Presentation on theme: "Informed consent in research ethics"— Presentation transcript:
1Informed consent in research ethics Mario VassalloResearch Ethics CommitteeFaculty of Medicine and Surgery
2What is informed consent? Informed consent is an ongoing process of agreement by a person to receive treatment, undergo procedures or participate in research, after risks, benefits and alternatives have been adequately explained.Not a ritual or a legal safeguard.
3Process vs Documentation Ongoing process of ensuring that the research subject understands what is being done and establishing trust between the individual and the researcherHence informed consent should primarily be aProcess of Communication
4History Nuremberg Code – 1947, post war legal code Declaration of Helsinki – 1964, drawn up by physicians for physicians as professional guidelinesInternational Ethical Guidelines for Biomedical Research Involving Human Subjects – prepared by the Council for International Organisations of Medical Sciences and the World Health Org.
5Ethical PrinciplesTraditional physician beneficence / paternalism – physician’s primary allegiance is to the patient’s best interestsRespecting subject autonomy / self-determination / freedom to choose should be paramount
6Ethical principles: exceptions Emergency situationsWaiver exception i.e. patient-requested non-informed consent‘Therapeutic privilege’ exceptionOther issues: use of body parts or fluids, using data from old studies
7Essential elements Provision of adequate information to subject Capacity or competence of individual to understand and make a choiceChoice has to be completely voluntary, especially in non-therapeutic research
8Information – how much & what sort? Full and frank disclosure (professional practice standard) as the highest standard but not in complex and technical languageToo much can be as bad as too little – appropriate standard (reasonable person standard) should be one of adequate information to make a reasoned choice, including purpose of study, procedures, risks, discomforts, benefits, alternatives, financial incentives for researchers, conflicts of interestSubjective or personal standard – as much as the subject would like

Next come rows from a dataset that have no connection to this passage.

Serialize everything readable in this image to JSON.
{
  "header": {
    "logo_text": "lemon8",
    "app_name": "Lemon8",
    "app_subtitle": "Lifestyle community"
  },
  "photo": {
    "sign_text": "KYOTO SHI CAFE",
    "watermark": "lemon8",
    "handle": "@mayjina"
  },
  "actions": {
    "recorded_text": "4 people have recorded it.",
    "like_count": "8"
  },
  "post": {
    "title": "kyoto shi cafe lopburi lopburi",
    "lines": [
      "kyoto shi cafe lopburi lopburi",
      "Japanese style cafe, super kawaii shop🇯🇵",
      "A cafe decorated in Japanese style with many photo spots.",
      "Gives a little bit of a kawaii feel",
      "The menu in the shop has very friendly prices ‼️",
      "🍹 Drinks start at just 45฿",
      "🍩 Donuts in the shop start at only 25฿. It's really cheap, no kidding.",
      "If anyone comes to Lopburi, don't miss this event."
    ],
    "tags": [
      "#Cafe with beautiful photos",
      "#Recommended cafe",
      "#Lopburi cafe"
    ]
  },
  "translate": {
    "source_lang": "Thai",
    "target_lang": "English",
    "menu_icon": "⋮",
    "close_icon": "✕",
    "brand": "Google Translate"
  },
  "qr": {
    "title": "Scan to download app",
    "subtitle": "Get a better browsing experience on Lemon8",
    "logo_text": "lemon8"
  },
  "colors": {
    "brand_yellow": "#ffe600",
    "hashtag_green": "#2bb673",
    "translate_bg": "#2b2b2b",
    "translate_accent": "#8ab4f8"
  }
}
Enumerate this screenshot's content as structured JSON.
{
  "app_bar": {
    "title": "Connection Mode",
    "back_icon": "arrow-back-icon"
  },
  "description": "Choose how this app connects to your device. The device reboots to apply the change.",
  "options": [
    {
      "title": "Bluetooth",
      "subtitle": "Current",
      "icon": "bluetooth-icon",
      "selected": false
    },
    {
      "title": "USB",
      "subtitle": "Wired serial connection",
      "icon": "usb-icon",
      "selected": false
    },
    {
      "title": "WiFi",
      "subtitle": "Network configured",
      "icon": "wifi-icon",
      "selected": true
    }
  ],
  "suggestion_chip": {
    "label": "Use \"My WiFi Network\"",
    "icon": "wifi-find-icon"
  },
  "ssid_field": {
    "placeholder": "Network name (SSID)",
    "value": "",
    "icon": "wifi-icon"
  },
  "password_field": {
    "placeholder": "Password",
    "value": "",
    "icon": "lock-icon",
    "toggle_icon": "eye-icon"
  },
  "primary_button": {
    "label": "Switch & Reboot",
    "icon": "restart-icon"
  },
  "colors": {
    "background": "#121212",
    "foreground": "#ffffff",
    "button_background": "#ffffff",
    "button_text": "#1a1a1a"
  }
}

9Capacity / competenceCapacity is a continuum or spectrum rather than an absolutePresumed to be present unless proven otherwiseSpecific to each situation and decision to be takenUnderstanding of the situation and choice at hand should be assessed for valid consent to research
10Obstacles in deciding capacity Difficult concepts such as randomisation, risk and probabilitySick people may be emotionally unstable and rational judgement impairedSubjects from lower socio-economic groups and ethnic minorities may be deprived and limited in their capabilitiesUse of financial incentives may undermine compromise capacityResearch in children, psychiatric patients, elderly
11ChoiceChoice has to be uncoerced, explicit (written), and revocable at any timeProblematic when the researcher is also involved in the patient’s clinical care, especially in therapeutic researchDouble-blind approach – does this invalidate choice?Understating risks and/or overstating benefits may influence choice
12Practical considerations Who should consent the subject?Oral and written information, Maltese & EnglishUse of audio or video tapesRepeat information/allow time for questionsModel consent form (see appendix)Witnessed consentSetting and timing, ‘cooling off period’Test understanding
13Conclusions Educate young researchers….more! Differences between research ethics and the ethics of clinical medical care should be emphasizedThe only true protection afforded research subjects comes from a well-trained, well-meaning investigator (Beecher and Koski)Subjects should become willing partners in a joint enterprise rather than mere tools in itLack of time and money, and urgency of need are significant obstacles to informed consentFIRST – DO NO HARM!
14Model consent form Have you read the info provided? Y/N Have you had an opportunity to ask questions and discuss the study? Y/NHave all questions been answered satisfactorily? Y/NWho have you spoken to about the study?Do you understand that you are free to withdraw from the study at any time, without reason and without affecting your care? Y/NDo you agree to take part in this study? Y/N